§ Work instructions: Present the data once more in exactly its original form.

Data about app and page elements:
━━━━━━━━━━━━━━━━
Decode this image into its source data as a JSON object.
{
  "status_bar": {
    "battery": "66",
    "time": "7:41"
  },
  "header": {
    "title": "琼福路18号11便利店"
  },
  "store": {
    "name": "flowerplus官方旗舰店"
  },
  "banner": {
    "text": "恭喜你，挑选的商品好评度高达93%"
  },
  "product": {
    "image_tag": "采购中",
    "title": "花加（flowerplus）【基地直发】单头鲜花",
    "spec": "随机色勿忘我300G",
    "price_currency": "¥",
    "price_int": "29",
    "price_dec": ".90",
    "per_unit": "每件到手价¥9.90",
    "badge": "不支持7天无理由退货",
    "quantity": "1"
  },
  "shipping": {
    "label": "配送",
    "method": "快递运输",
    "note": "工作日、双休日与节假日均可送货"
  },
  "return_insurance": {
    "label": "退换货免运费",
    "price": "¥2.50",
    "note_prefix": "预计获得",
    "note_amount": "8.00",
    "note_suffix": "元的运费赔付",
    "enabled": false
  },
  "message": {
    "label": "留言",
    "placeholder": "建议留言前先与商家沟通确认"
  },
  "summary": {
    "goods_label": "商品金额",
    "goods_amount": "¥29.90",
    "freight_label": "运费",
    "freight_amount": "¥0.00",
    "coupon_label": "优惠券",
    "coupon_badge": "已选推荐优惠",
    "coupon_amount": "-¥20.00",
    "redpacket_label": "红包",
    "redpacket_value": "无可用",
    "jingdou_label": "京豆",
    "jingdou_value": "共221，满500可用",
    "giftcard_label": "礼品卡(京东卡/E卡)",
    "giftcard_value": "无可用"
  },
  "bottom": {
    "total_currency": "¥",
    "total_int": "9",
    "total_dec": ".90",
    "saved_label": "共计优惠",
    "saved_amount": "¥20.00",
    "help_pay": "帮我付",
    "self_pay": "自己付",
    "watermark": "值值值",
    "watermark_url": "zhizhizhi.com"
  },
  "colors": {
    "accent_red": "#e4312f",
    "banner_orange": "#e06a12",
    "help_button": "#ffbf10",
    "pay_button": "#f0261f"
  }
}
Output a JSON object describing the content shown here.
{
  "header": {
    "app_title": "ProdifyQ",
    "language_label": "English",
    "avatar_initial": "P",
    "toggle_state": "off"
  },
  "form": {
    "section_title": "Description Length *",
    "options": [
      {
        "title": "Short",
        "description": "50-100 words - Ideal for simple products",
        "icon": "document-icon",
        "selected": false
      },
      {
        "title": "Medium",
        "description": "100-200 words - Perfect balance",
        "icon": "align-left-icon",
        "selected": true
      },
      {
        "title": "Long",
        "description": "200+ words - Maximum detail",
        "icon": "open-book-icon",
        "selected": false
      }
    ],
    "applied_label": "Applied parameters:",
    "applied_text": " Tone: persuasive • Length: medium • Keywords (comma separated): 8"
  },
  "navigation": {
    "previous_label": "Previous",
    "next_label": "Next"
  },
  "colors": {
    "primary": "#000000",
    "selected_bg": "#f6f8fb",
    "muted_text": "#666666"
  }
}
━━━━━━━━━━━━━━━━
§ Your response:
Decode this image into its source data as a JSON object.
{
  "status_bar": {
    "battery": "66",
    "time": "7:41"
  },
  "header": {
    "title": "琼福路18号11便利店"
  },
  "store": {
    "name": "flowerplus官方旗舰店"
  },
  "banner": {
    "text": "恭喜你，挑选的商品好评度高达93%"
  },
  "product": {
    "image_tag": "采购中",
    "title": "花加（flowerplus）【基地直发】单头鲜花",
    "spec": "随机色勿忘我300G",
    "price_currency": "¥",
    "price_int": "29",
    "price_dec": ".90",
    "per_unit": "每件到手价¥9.90",
    "badge": "不支持7天无理由退货",
    "quantity": "1"
  },
  "shipping": {
    "label": "配送",
    "method": "快递运输",
    "note": "工作日、双休日与节假日均可送货"
  },
  "return_insurance": {
    "label": "退换货免运费",
    "price": "¥2.50",
    "note_prefix": "预计获得",
    "note_amount": "8.00",
    "note_suffix": "元的运费赔付",
    "enabled": false
  },
  "message": {
    "label": "留言",
    "placeholder": "建议留言前先与商家沟通确认"
  },
  "summary": {
    "goods_label": "商品金额",
    "goods_amount": "¥29.90",
    "freight_label": "运费",
    "freight_amount": "¥0.00",
    "coupon_label": "优惠券",
    "coupon_badge": "已选推荐优惠",
    "coupon_amount": "-¥20.00",
    "redpacket_label": "红包",
    "redpacket_value": "无可用",
    "jingdou_label": "京豆",
    "jingdou_value": "共221，满500可用",
    "giftcard_label": "礼品卡(京东卡/E卡)",
    "giftcard_value": "无可用"
  },
  "bottom": {
    "total_currency": "¥",
    "total_int": "9",
    "total_dec": ".90",
    "saved_label": "共计优惠",
    "saved_amount": "¥20.00",
    "help_pay": "帮我付",
    "self_pay": "自己付",
    "watermark": "值值值",
    "watermark_url": "zhizhizhi.com"
  },
  "colors": {
    "accent_red": "#e4312f",
    "banner_orange": "#e06a12",
    "help_button": "#ffbf10",
    "pay_button": "#f0261f"
  }
}
Output a JSON object describing the content shown here.
{
  "header": {
    "app_title": "ProdifyQ",
    "language_label": "English",
    "avatar_initial": "P",
    "toggle_state": "off"
  },
  "form": {
    "section_title": "Description Length *",
    "options": [
      {
        "title": "Short",
        "description": "50-100 words - Ideal for simple products",
        "icon": "document-icon",
        "selected": false
      },
      {
        "title": "Medium",
        "description": "100-200 words - Perfect balance",
        "icon": "align-left-icon",
        "selected": true
      },
      {
        "title": "Long",
        "description": "200+ words - Maximum detail",
        "icon": "open-book-icon",
        "selected": false
      }
    ],
    "applied_label": "Applied parameters:",
    "applied_text": " Tone: persuasive • Length: medium • Keywords (comma separated): 8"
  },
  "navigation": {
    "previous_label": "Previous",
    "next_label": "Next"
  },
  "colors": {
    "primary": "#000000",
    "selected_bg": "#f6f8fb",
    "muted_text": "#666666"
  }
}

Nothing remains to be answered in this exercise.